In addition, make no mistake about the M50. It's an amazing headphone in its own right and is still, in my opinion, one of the best bangs for the buck out there. (I purchased mine for $80 all in) I would, for most purposes, recommend it over the TMA-1 to someone who does not have access to an EQ for whatever reason. The TMA-1 cost me nearly twice as much, so it should have comparably better performance. Still, for the level of enjoyment I've received thus far from the TMA-1 I would unreservedly say that I would pay much, much more than its MSRP. If AiAiAi made a consumer version of it that balances the tonality a bit and marketed it to the Beats-centric mainstream, we'd have a lot more people listening to good headphones, they would be a much richer manufacturer, and I would own another pair of cans... just because.
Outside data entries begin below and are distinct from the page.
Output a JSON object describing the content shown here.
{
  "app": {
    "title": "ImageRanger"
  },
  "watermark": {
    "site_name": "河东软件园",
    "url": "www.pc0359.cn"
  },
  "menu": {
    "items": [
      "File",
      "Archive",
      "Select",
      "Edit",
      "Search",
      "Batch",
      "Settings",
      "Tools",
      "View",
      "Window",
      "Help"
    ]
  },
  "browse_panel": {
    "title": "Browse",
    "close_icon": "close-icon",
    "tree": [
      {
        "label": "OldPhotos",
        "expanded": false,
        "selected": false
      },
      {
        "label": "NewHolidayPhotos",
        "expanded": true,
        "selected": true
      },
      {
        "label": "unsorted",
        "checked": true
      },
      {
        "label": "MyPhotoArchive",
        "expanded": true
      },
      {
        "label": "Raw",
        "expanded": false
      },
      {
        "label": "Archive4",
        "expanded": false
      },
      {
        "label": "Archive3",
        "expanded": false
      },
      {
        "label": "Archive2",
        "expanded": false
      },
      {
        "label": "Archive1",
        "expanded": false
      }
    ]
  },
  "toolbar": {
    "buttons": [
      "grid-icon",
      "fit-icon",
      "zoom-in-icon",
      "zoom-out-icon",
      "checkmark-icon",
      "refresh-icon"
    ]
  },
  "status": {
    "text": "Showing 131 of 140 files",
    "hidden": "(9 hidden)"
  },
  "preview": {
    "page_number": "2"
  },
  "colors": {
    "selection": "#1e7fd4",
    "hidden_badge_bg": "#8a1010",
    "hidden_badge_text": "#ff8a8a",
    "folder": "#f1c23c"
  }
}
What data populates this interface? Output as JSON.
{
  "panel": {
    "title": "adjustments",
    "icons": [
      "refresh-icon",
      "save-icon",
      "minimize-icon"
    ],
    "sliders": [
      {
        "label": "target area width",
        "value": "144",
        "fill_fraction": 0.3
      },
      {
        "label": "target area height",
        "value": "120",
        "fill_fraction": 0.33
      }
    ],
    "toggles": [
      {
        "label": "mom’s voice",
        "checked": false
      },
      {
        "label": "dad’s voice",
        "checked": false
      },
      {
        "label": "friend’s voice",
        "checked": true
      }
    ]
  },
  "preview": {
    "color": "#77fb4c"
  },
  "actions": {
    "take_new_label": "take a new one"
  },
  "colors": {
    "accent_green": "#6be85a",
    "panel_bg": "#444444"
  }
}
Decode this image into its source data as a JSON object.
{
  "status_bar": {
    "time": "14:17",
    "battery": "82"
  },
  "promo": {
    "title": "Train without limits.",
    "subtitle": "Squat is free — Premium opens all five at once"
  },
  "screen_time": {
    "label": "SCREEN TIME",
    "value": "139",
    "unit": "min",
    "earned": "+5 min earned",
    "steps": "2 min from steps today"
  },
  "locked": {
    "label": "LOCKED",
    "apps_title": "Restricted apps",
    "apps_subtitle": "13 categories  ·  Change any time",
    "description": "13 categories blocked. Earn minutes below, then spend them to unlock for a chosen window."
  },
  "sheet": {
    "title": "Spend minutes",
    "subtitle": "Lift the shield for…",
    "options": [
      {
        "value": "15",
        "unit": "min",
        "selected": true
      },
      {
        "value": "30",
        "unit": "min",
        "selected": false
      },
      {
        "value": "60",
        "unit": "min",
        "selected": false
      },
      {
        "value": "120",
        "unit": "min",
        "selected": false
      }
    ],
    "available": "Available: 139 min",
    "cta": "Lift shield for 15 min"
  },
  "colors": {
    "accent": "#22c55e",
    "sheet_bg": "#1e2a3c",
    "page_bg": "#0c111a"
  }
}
I was expecting to replace my recently sold Headphile ((( V4 ))) with another "main" can. After realizing how surprisingly well the TMA-1 scales to better equipment, I'm starting to think reallocating the funds to purchase a better computer chair is a better decision. Either that, or maybe I can talk the fiancee into letting me take over one of the end tables in the living room with my headphone equipment. In any case, there's probably an argument with my significant other in my future.
12/8 Update: My new happy place with obligatory headphone porn.
A bit cramped at the moment, but the 15' firewire cable I have on order will allow me to place the MacBook on my coffee table and I'll be able to do a bit of browsing whilst listening through the amp.
Despite all that this headphone has to offer, I have a strong feeling that the TMA-1 will garner somewhat of a cult following on Head-Fi with most not having any intention to listen to it and some simply rejecting its huge, colored, dynamic sound in favor of pure clinical neutrality. If you're reading this, I hope this write up encourages you to at least consider putting on a pair should you ever get the chance to do so. You could be pleasantly surprised...
*Audio Quality: half-star deducted for limited soundstage, (inherent of closed-back design) half-star deducted for the need to EQ (although this is a benefit for the intended use, this review applies only to the TMA-1's capability as an all-around listening headphone)*
*Design: half-star deducted for the cable design, half-star deducted for the ease of the finish to accrue handprints*
Edit History: Cleaned up some grammar mistakes, (sorry, I was multitasking when I wrote this) changed title to better reflect that this is primarily a TMA-1 review, added pictures.